When a vessel is severely damaged there may come a time when it has to be abandoned. For such a situation vessels are required to have adequate lifeboats (or life rafts) on board for all personnel. In such an emergency, the evacuation of divers in saturation represents a particular problem as they cannot be readily decompressed in order to be evacuated in the same way as other crew members. The divers need to be transferred to a pressurised compartment which can be detached from the diving system on the vessel and launched or floated into the sea.
“This means that for all saturation diving operations a hyperbaric rescue unit (HRU) needs to be provided that, in the event of a vessel evacuation, is capable of evacuating the maximum number of divers, ” explains Jane Bugler, Technical Director of the International Marine Contractors Association (IMCA).
“Planning and facilities also need to be in place to ensure that the HRU and its occupants are taken to a designated location where they can be decompressed back to surface pressure in a safe and controlled manner.
A newly published IMCA document ‘Guidance on Hyperbaric Evacuation Systems’ (IMCA D 052) aims to provide guidance on minimum requirements needed, and to identify the various factors that need to be considered during the planning phase before diving commences.
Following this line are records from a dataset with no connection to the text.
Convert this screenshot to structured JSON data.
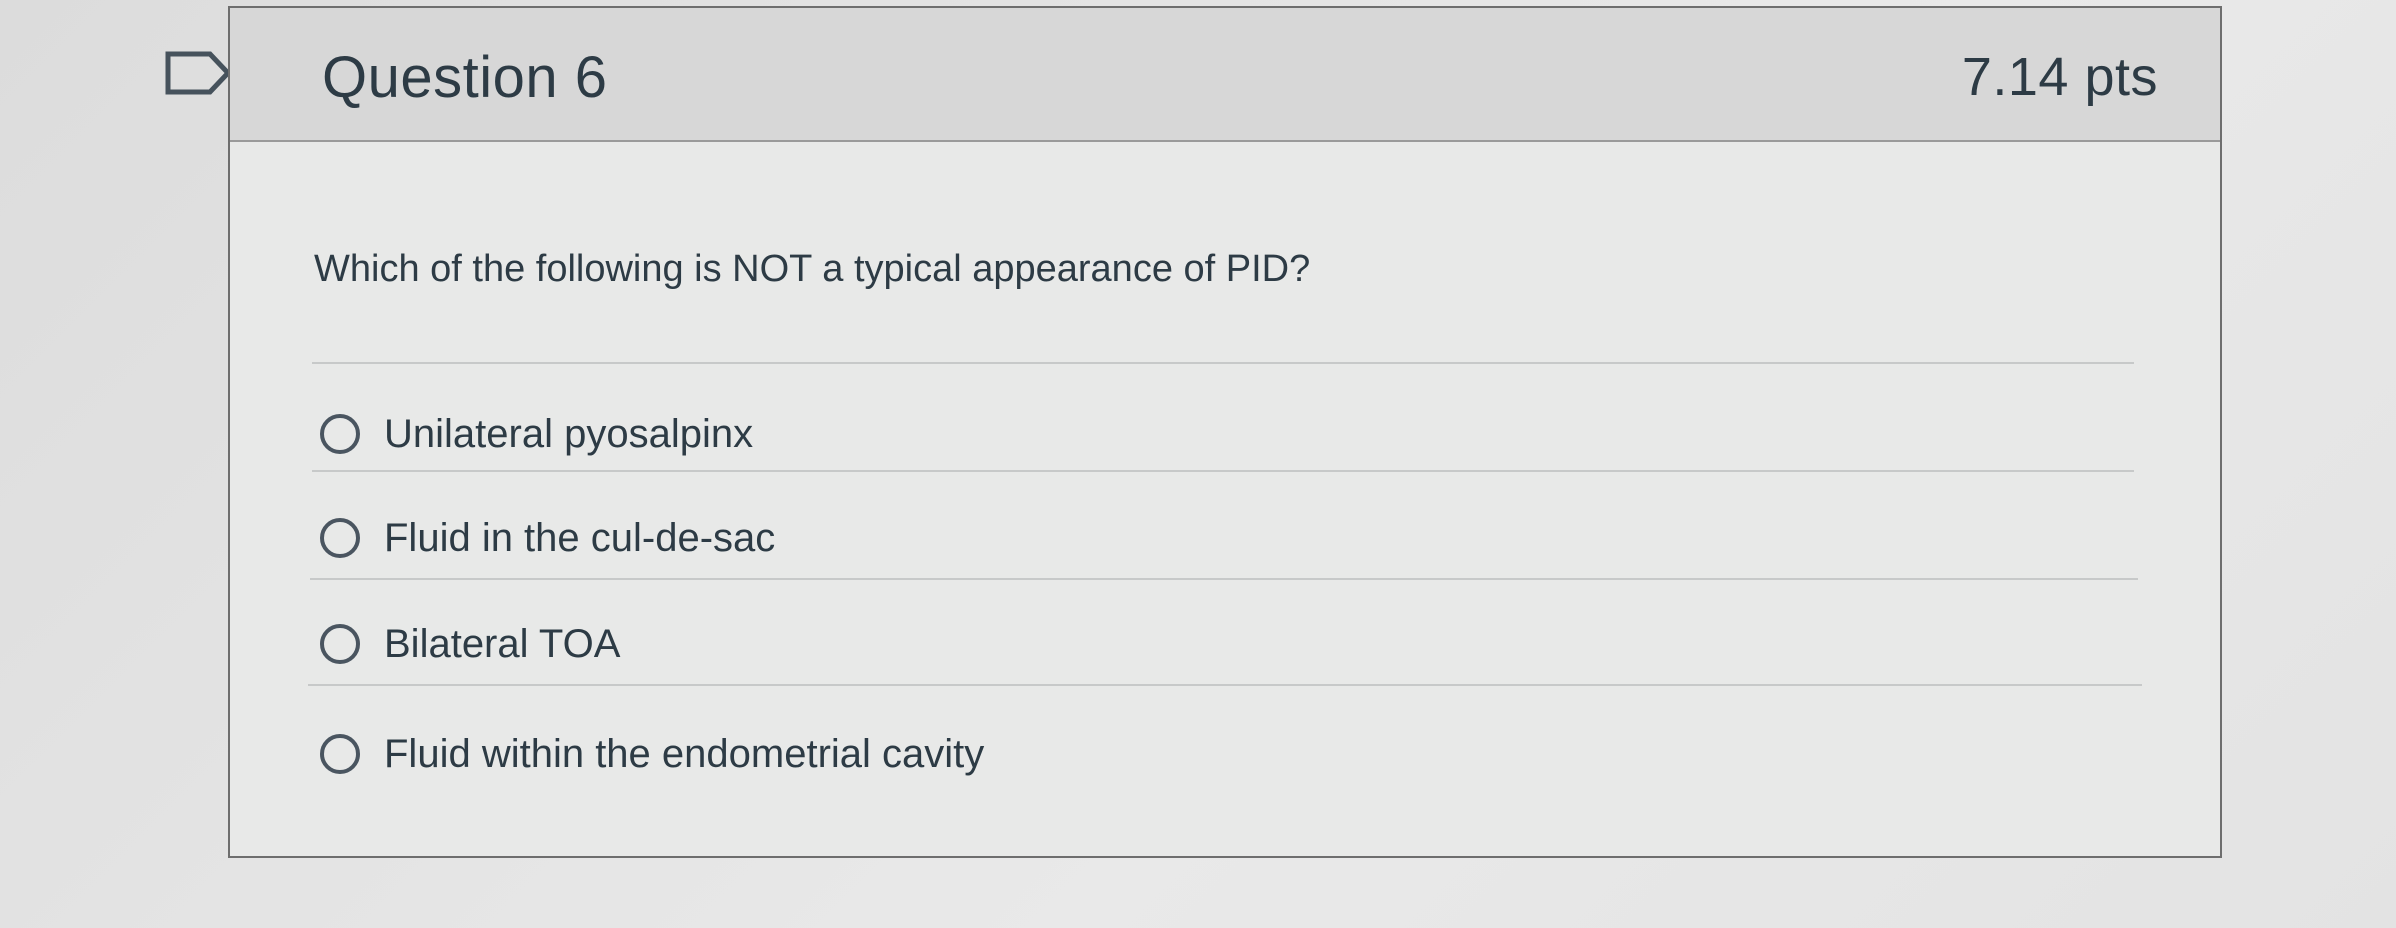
{
  "question": {
    "title": "Question 6",
    "points": "7.14 pts",
    "flag_icon": "flag-outline-icon",
    "text": "Which of the following is NOT a typical appearance of PID?",
    "answers": [
      {
        "label": "Unilateral pyosalpinx",
        "selected": false
      },
      {
        "label": "Fluid in the cul-de-sac",
        "selected": false
      },
      {
        "label": "Bilateral TOA",
        "selected": false
      },
      {
        "label": "Fluid within the endometrial cavity",
        "selected": false
      }
    ]
  },
  "colors": {
    "text": "#2d3b45",
    "header_bg": "#d7d7d7",
    "card_bg": "#e8e9e8",
    "border": "#6e6e6e"
  }
}
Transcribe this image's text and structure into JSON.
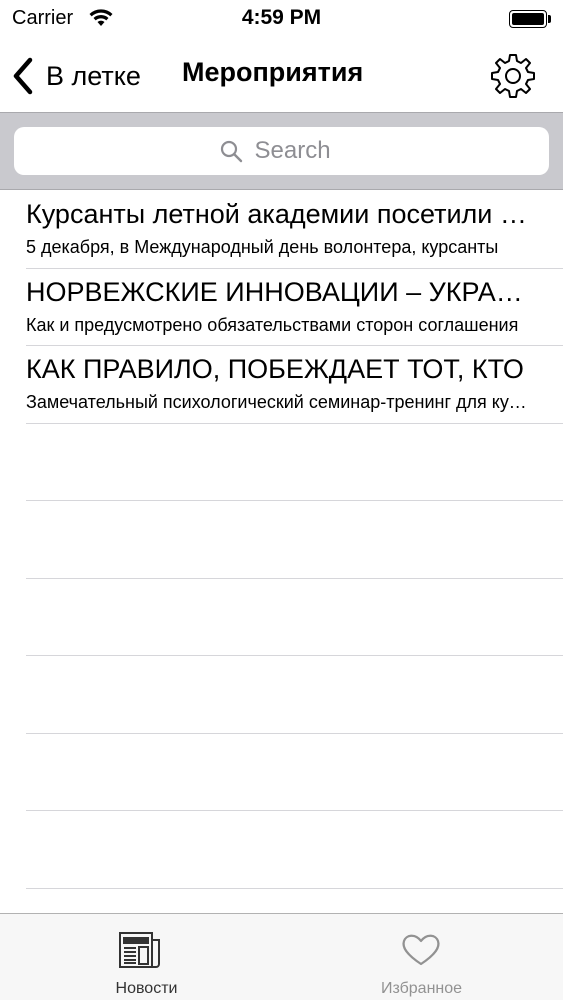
{
  "status_bar": {
    "carrier": "Carrier",
    "time": "4:59 PM"
  },
  "nav": {
    "back_label": "В летке",
    "title": "Мероприятия",
    "settings_icon": "gear-icon"
  },
  "search": {
    "placeholder": "Search"
  },
  "items": [
    {
      "title": "Курсанты летной академии посетили дом-интернат",
      "subtitle": "5 декабря, в Международный день волонтера, курсанты"
    },
    {
      "title": "НОРВЕЖСКИЕ ИННОВАЦИИ – УКРАИНСКОЙ АВИАЦИИ",
      "subtitle": "Как и предусмотрено обязательствами сторон соглашения"
    },
    {
      "title": "КАК ПРАВИЛО, ПОБЕЖДАЕТ ТОТ, КТО",
      "subtitle": "Замечательный психологический семинар-тренинг для курсантов"
    }
  ],
  "tabs": {
    "news_label": "Новости",
    "favorites_label": "Избранное",
    "active_color": "#333333",
    "inactive_color": "#929292"
  }
}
It also aims to provide guidance on the risk assessment process required to ensure that the necessary standard of safety is achieved.
“IMCA D 052 also seeks to establish standard terminology for the various parts of a hyperbaric evacuation system.” adds Jane Bugler. “As it contains many items of technical advice in its 68 pages, it is assumed that the reader has knowledge of saturation diving technology, physiology and equipment.”
The new guidance document has sections on background and explanation; medical aspects of hyperbaric evacuation; elements to be considered in the development of a hyperbaric evacuation system; equipment and interfaces; development of documentation for hyperbaric evacuation system construction and operation; elements to be considered for the execution of a hyperbaric evacuation and subsequent decompression; operation emergency; risk assessment/hyperbaric evacuation plan guidance; personnel and competence (LSP/HRF); audit and assurance; and two appendices, one which contains acronyms and the other a glossary of terms.
Like all IMCA guidance document IMCA D 052 can be downloaded free of charge from the IMCA website at www.imca-int.com and printed copies can be purchased from the website or firstname.lastname@example.org at £5.00 for members and £10.00 for non-members.
- IMCA is an international association with more than 915 members over 60 countries representing offshore, marine and underwater engineering companies. IMCA has four technical divisions, covering marine/specialist vessel operations, offshore diving, hydrographic survey and remote systems and ROVs, plus geographic sections for the Asia-Pacific, Central & North America, Europe & Africa, Middle East & India and South America regions. As well as a core focus on safety, the environment, competence and training, IMCA seeks to promote its members’ common interests, to resolve industry-wide issues and to provide an authoritative voice for its members.
- IMCA publishes some 200 guidance notes and technical reports – many are available for free downloading by members and non-members alike. These have been developed over the years and are extensively distributed. They are a definition of what IMCA stands for, including widely recognised diving and ROV codes of practice, DP documentation, marine good practice guidance, the Common Marine Inspection Document (CMID) – now available electronically as eCMID, safety recommendations, outline training syllabi and the IMCA competence scheme guidance. In addition to the range of printed guidance documents, IMCA also produces safety promotional materials, circulates information notes and distributes safety flashes.